App and web page records:

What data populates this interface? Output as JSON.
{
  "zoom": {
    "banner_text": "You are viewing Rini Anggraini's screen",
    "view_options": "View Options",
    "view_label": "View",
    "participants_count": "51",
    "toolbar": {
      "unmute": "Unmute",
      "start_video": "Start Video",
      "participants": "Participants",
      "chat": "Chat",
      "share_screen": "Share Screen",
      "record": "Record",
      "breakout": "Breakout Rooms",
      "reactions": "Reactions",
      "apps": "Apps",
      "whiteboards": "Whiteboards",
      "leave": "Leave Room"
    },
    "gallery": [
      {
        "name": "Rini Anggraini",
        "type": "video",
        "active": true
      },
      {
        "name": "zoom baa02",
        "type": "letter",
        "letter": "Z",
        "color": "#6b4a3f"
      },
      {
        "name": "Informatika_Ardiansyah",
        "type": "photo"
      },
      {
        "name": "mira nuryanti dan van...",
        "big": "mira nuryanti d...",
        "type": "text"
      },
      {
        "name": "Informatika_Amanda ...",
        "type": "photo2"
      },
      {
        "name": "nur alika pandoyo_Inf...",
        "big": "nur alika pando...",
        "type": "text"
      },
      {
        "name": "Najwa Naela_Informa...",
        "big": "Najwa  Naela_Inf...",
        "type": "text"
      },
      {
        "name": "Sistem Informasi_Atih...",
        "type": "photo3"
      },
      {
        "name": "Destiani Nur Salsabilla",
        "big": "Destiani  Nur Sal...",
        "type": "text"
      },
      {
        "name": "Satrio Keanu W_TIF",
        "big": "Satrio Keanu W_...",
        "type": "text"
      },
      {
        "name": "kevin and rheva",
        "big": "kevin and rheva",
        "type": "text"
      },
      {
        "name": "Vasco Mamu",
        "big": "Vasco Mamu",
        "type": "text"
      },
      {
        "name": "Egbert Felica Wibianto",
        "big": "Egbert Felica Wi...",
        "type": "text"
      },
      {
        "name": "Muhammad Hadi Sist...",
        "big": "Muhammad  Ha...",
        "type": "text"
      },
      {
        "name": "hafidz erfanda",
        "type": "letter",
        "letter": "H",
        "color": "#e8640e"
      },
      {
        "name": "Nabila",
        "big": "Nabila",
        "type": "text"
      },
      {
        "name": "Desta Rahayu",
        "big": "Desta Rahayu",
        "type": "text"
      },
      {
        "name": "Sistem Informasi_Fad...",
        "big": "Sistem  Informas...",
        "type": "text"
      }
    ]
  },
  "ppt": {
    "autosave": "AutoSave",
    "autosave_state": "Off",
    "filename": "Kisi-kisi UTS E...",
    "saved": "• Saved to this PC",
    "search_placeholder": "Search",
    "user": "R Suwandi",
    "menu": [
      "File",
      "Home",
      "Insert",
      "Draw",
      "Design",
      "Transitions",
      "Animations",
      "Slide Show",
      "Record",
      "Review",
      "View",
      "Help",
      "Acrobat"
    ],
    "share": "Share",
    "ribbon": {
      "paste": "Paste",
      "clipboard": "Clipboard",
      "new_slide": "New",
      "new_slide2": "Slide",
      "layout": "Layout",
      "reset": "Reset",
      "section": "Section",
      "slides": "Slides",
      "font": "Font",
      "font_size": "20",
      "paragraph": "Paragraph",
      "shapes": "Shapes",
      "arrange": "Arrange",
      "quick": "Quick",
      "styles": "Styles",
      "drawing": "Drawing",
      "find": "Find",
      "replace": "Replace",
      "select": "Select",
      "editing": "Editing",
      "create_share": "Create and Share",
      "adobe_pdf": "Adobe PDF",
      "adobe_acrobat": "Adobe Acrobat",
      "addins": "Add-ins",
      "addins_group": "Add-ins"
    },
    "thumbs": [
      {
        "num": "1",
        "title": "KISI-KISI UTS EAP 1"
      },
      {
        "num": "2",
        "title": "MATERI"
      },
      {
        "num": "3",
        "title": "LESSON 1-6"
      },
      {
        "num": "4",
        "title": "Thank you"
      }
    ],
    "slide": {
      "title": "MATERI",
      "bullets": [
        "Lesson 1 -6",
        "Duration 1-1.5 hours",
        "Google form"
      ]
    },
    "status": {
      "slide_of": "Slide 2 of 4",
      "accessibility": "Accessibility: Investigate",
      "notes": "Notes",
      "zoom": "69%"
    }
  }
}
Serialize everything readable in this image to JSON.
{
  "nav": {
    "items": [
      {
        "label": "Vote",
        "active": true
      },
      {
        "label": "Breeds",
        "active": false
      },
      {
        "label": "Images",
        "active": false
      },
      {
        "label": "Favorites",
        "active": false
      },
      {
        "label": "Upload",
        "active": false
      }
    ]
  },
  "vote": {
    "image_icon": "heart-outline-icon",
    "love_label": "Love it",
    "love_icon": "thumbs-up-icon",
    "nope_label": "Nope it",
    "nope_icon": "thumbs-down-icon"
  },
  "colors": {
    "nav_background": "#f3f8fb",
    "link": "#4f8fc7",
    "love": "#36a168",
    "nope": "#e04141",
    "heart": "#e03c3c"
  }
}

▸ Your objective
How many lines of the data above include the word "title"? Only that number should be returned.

▸ Answer space
5